What I actually did, however, was declare, as blood dripped down my calf and puddled in my shoe, that it simply was a scrape a little peroxide and a Band-Aid could cure. Shortly thereafter, I rode my bike three miles in sizzling heat, squated into a kayak and paddled across Eastwood Lake, and then biked the three miles home, my ad hoc gauze-and-medical tape bandage loosened in the fresh water and flapping in the wind as if I was an unraveling mummy. I was too excited about being back on my bike, which I had barely ridden since my now 19-year-old son was small enough to be in a seat on the back, feeling the wind brush my cheeks, delirious in the bluster of speeding by graduation cookouts and the Mad River.
Of course, this happened on Day Four. So I haven’t really walked many places. More like gimped, lumbering about town. Very. Slowly. Barely able to bend my left knee.
And that, my friends, is what caused me to cheat.
It was my honest intention to take the bus to get groceries for a dinnertime game of Mah Jongg I was hosting. I figured my first bus adventure might as well be XTREME: A trip to the grocery store. But on Sunday morning when a friend asked if I wanted to run errands, including a stop at Trader Joe’s, and offered to drive, I simply replied, my voice taut with pain, “Yes.”
And so it was: convenience trumped principle. Justification? It wasn’t my car. I wasn’t driving. I admit that wasn’t the only day friends picked up my gimpy self and gave me a ride. I never asked to be carted hither and yon, but it happened.
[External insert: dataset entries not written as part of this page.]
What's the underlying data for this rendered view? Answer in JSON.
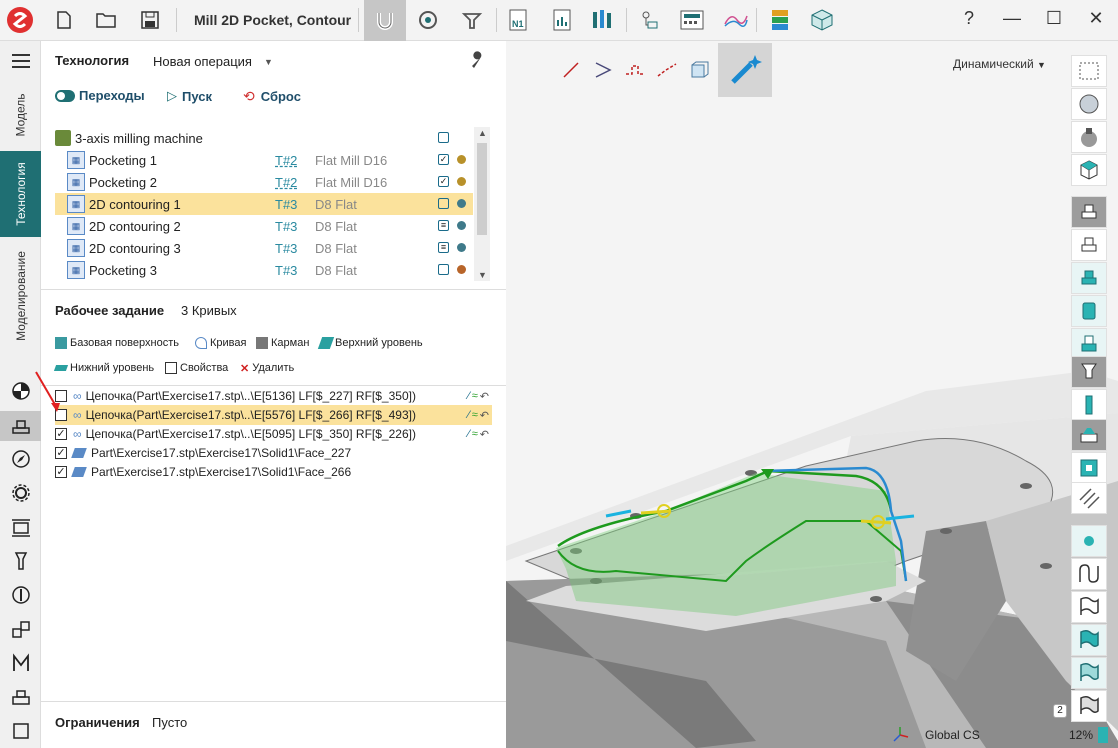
{
  "toolbar": {
    "doc_title": "Mill 2D Pocket, Contour",
    "icons": [
      "app-logo-icon",
      "new-file-icon",
      "open-folder-icon",
      "save-icon",
      "magnet-icon",
      "gauge-icon",
      "tool-holder-icon",
      "nc-program-icon",
      "report-icon",
      "tools-icon",
      "flow-icon",
      "postprocessor-icon",
      "chart-icon",
      "stack-icon",
      "package-icon"
    ],
    "help": "?",
    "minimize": "—",
    "maximize": "☐",
    "close": "✕"
  },
  "leftbar": {
    "tabs": [
      "Модель",
      "Технология",
      "Моделирование"
    ],
    "active_tab": "Технология"
  },
  "technology": {
    "title": "Технология",
    "operation_dropdown": "Новая операция",
    "transitions_label": "Переходы",
    "run_label": "Пуск",
    "reset_label": "Сброс",
    "machine": "3-axis milling machine",
    "operations": [
      {
        "name": "Pocketing 1",
        "tool": "T#2",
        "tool_name": "Flat Mill D16",
        "check": "✓",
        "dot": "#b8912a",
        "selected": false
      },
      {
        "name": "Pocketing 2",
        "tool": "T#2",
        "tool_name": "Flat Mill D16",
        "check": "✓",
        "dot": "#b8912a",
        "selected": false
      },
      {
        "name": "2D contouring 1",
        "tool": "T#3",
        "tool_name": "D8 Flat",
        "check": "",
        "dot": "#3f7a8a",
        "selected": true
      },
      {
        "name": "2D contouring 2",
        "tool": "T#3",
        "tool_name": "D8 Flat",
        "check": "≡",
        "dot": "#3f7a8a",
        "selected": false
      },
      {
        "name": "2D contouring 3",
        "tool": "T#3",
        "tool_name": "D8 Flat",
        "check": "≡",
        "dot": "#3f7a8a",
        "selected": false
      },
      {
        "name": "Pocketing 3",
        "tool": "T#3",
        "tool_name": "D8 Flat",
        "check": "",
        "dot": "#b8652a",
        "selected": false
      }
    ]
  },
  "workpiece": {
    "title": "Рабочее задание",
    "count": "3 Кривых",
    "buttons": {
      "base_surface": "Базовая поверхность",
      "curve": "Кривая",
      "pocket": "Карман",
      "top_level": "Верхний уровень",
      "bottom_level": "Нижний уровень",
      "properties": "Свойства",
      "delete": "Удалить"
    },
    "items": [
      {
        "checked": false,
        "text": "Цепочка(Part\\Exercise17.stp\\..\\E[5136] LF[$_227] RF[$_350])",
        "selected": false,
        "chain": true
      },
      {
        "checked": false,
        "text": "Цепочка(Part\\Exercise17.stp\\..\\E[5576] LF[$_266] RF[$_493])",
        "selected": true,
        "chain": true
      },
      {
        "checked": true,
        "text": "Цепочка(Part\\Exercise17.stp\\..\\E[5095] LF[$_350] RF[$_226])",
        "selected": false,
        "chain": true
      },
      {
        "checked": true,
        "text": "Part\\Exercise17.stp\\Exercise17\\Solid1\\Face_227",
        "selected": false,
        "chain": false
      },
      {
        "checked": true,
        "text": "Part\\Exercise17.stp\\Exercise17\\Solid1\\Face_266",
        "selected": false,
        "chain": false
      }
    ]
  },
  "constraints": {
    "title": "Ограничения",
    "value": "Пусто"
  },
  "viewport": {
    "mode_dropdown": "Динамический",
    "cs_label": "Global CS",
    "zoom": "12%",
    "badge": "2"
  },
  "colors": {
    "accent": "#1f6f73",
    "selection": "#fbe29c",
    "toolpath_green": "#3a9a3a",
    "toolpath_blue": "#2a8ad0"
  }
}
I also haven’t stepped foot in a bus. After reading Megan Cooper’s awesome series of articles chronicling her adventures riding the bus, it’s clear I need to be able to bring my bike along. (I mean, why not learn from someone else’s mishaps?) And this knee ain’t biking nowhere for a minute.
So my adventure will have to be continued at another time. Not to say I didn’t encounter some interesting things limping around the past couple of weeks: A drag queen on roller blades. Some dude rockin’ out with an ’80s-style boom box on his shoulder. Another dude riding a bicycle with a seat that appeared made from the seat of a rocking chair.
Walking forces you to be patient, slow your mind. Notice things. It leads to unexpected adventures.
For example, one evening (pre-fall), as I’m walking home from Drake’s Downtown Gym and jabbering on the phone with my BFF, I realize I’m walking right by her condo building.
“Girl, are you home?” I ask. “Scoot downstairs and join me for a soft-serve cone at RiverScape.” She does. We hang, chitter-chatter and get covered in melting ice cream. While there, we notice a big group of people doing jumping jacks under the pavilion. Come to discover it’s a free boot camp. (Mondays and Wednesdays at 6:30 p.m. and Saturdays at 9:30 a.m.)
I wanted to live the month of June as if I have no car ― which, considering the condition of The Rattletrap, could very well become the case. But in these two weeks it really hit me that if, like so many people, I did not own a car, the freedom of mobility to which I’ve become so accustomed would cease to exist.
Which brings me to this: In a country ― a society, a culture ― sprung from the idea that to be fully human is to be free, does that freedom include the ability to move about from place to place as and when one desires? Because if that’s part of the USA freedom equation, one thing now is clear to me: freedom of mobility = owning a car.
Or does it? Readers, share your thoughts while I sign off to bandage my knee …